§ **Exercise goal**: The lines to copy are those holding the string "icon" in the entries below.
--- Recorded information Enclosed Below ---
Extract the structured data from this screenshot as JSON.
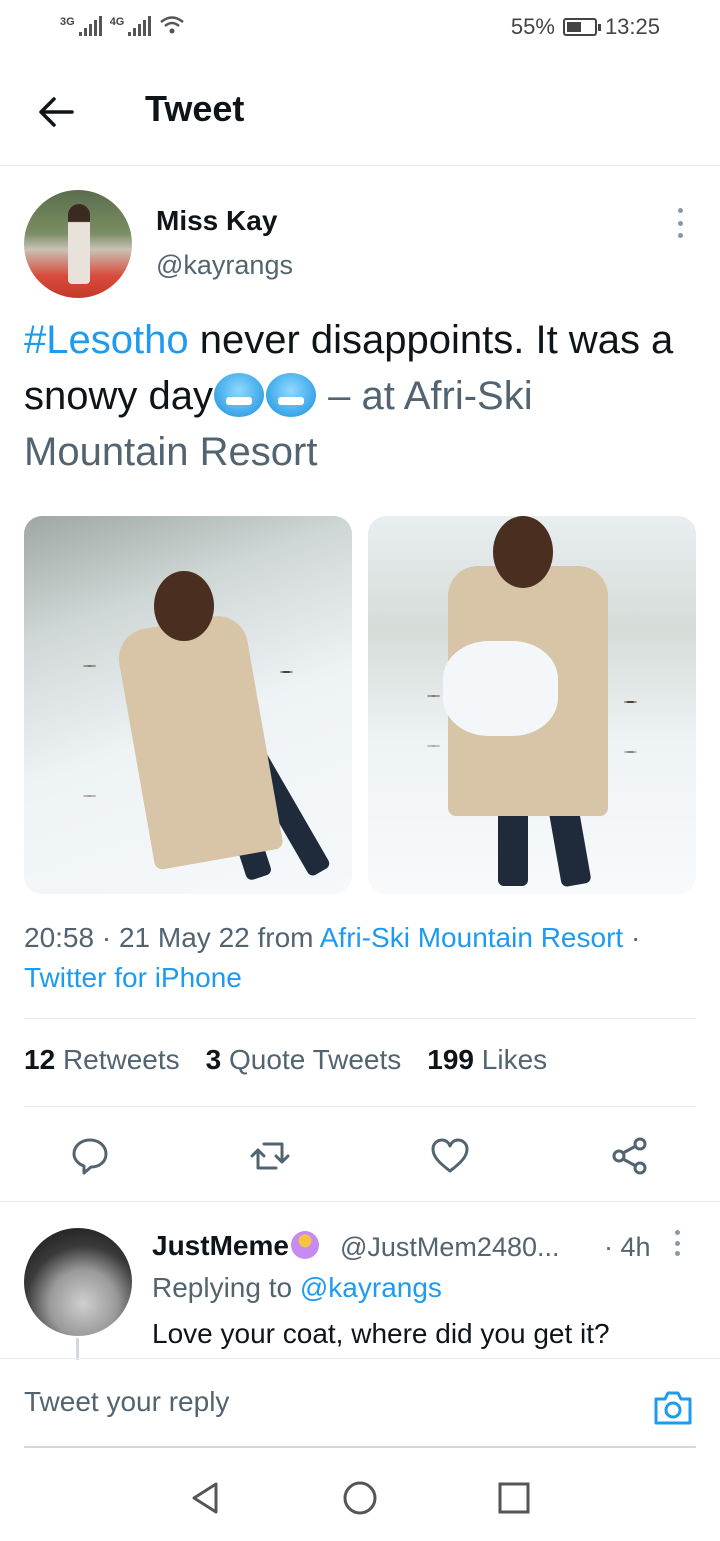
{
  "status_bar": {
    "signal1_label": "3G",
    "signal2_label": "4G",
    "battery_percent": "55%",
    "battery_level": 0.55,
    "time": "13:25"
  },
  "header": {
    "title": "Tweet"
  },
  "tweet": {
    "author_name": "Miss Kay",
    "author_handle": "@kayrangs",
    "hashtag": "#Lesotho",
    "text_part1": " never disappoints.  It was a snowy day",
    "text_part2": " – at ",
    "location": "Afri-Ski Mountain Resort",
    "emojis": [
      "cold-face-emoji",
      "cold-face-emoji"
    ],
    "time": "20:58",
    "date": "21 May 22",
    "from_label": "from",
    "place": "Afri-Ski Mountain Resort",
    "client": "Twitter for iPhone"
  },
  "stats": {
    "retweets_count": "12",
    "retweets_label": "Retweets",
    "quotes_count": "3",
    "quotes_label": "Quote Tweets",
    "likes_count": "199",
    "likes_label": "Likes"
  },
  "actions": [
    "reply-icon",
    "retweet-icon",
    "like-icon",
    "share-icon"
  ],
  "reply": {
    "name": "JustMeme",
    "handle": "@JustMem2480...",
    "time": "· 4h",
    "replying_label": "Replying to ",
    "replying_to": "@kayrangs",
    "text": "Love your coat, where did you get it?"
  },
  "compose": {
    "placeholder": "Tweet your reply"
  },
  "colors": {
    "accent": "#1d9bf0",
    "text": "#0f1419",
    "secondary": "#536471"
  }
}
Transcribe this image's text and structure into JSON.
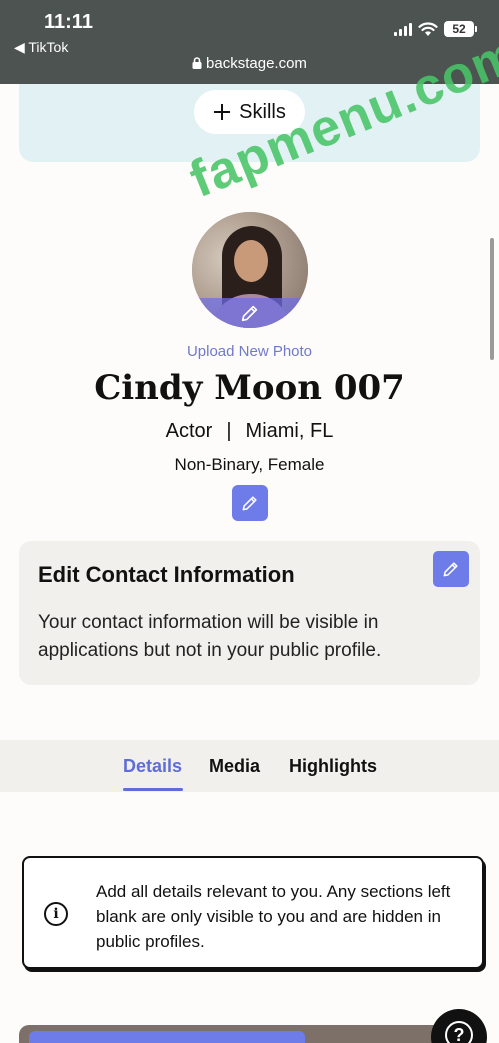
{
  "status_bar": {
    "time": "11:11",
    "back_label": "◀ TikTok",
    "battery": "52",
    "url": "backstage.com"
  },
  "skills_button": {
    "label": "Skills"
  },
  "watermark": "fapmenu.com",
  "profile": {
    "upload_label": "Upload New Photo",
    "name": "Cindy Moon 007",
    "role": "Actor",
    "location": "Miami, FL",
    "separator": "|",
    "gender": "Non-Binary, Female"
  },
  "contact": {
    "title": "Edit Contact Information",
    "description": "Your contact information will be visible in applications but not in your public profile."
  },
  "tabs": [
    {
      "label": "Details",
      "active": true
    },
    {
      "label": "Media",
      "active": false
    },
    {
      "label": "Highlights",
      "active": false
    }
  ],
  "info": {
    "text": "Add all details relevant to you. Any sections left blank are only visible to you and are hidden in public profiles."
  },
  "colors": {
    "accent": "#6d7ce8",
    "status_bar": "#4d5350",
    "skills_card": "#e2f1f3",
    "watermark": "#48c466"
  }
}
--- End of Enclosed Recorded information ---
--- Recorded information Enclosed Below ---
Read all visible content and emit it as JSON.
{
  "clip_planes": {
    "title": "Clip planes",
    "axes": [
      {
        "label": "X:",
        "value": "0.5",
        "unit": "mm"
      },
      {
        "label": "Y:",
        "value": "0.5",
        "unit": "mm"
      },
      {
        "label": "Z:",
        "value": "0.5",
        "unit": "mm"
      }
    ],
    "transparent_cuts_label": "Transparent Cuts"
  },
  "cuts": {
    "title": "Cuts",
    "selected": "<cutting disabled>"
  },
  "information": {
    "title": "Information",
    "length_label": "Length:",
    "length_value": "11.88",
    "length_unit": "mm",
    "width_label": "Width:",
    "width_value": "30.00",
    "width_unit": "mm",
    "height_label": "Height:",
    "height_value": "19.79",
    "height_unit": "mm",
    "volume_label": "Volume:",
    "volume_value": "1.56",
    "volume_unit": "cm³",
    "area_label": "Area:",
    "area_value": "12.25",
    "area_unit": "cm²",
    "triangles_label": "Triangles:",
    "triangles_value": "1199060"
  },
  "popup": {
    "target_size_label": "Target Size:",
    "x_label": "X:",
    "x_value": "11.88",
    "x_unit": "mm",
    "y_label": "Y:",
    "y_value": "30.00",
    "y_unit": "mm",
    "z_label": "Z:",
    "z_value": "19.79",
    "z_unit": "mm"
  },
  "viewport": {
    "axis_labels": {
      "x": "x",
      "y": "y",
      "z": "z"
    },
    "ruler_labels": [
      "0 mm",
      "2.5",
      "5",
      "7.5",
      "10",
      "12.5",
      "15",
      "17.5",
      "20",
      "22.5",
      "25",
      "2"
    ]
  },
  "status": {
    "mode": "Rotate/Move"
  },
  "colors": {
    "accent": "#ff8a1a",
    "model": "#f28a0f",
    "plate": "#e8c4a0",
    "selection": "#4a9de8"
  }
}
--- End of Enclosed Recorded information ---
§ **Finished exercise**:
    "reply-icon",
    "retweet-icon",
    "like-icon",
    "share-icon"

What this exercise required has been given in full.